In the wild real-estate economy of three years ago, it often made sense to buy, let it appreciate and sell. Obviously, that often doesn't work anymore. So homeowners have returned to a more traditional approach in which they stay put and fix up home sweet home, knowing their investments will add value if they decide to sell.
While construction of new homes and subdivisions is down, applications for building permits are gradually going up, says Ashland Planning Director Bill Molnar. In fiscal year 2007-08, the city granted 105 residential addition permits. The year before it was 97 and the year before that, 94.
"We're seeing considerable activity with smaller residential construction and remodeling," says Molnar. "People seem to be considering investing in what they currently have instead of a bigger undertaking."
The city receives less revenue because permits are for lower value projects, but city employees still have to put as much work into remodels as they did in new construction because of changes between old and new building codes, says Molnar.
Contractors are also seeing a trend toward remodeling.
"People are deciding to stay where they are and upgrade homes to what they like, with some doing additions," says Al Harris, a Medford remodeler.
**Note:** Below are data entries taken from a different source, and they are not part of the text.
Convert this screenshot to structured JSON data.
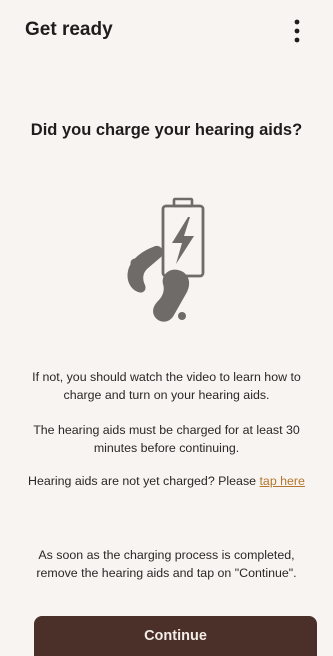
{
  "header": {
    "title": "Get ready",
    "menu_icon": "more-vertical-icon"
  },
  "main": {
    "question": "Did you charge your hearing aids?",
    "illustration_icon": "hearing-aids-charging-icon",
    "paragraph_1": "If not, you should watch the video to learn how to charge and turn on your hearing aids.",
    "paragraph_2": "The hearing aids must be charged for at least 30 minutes before continuing.",
    "paragraph_3_prefix": "Hearing aids are not yet charged? Please ",
    "paragraph_3_link": "tap here",
    "paragraph_4": "As soon as the charging process is completed, remove the hearing aids and tap on \"Continue\"."
  },
  "footer": {
    "continue_label": "Continue"
  },
  "colors": {
    "background": "#f8f4f1",
    "button": "#4b302a",
    "link": "#b4762f",
    "illustration": "#6f6b68"
  }
}
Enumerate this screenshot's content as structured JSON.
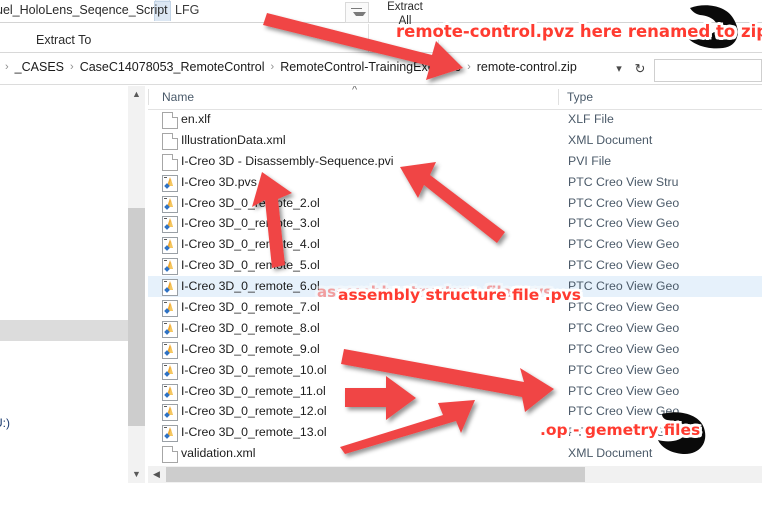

Most of his jobs are in the $10,000 to $50,000 range, he says.
Medford contractor Diana Glover of Estate Renovations says she sees a lot of people updating kitchens, master baths and master bedrooms — with lots of bathrooms getting "spa'd out," with luxury showers and baths, multiple shower heads and tile floors.
"We're seeing a lot of people staying where they are and upgrading instead of selling. It doesn't have value anymore — to get all your money in five years and sell," says Glover.
She said that after a slow spring "it's starting to get a little noisier," with numerous remodels of over $125,000 and plenty of homeowners ripping out old carpet and laying down tile or wood floors. These are cleaner, more environmentally sound and add value to the house.
Some are adding exercise rooms, too, she says — a sign the economy is still ticking underneath the readjustment and that people still believe in the value of investing in their homes.
With the decline in demand, contractors have less work and are easier to find — at more competitive rates, say builders, so, if you have the money, now is a good time to spend it.
John Darling is a freelance writer living in Ashland. E-mail him at firstname.lastname@example.org.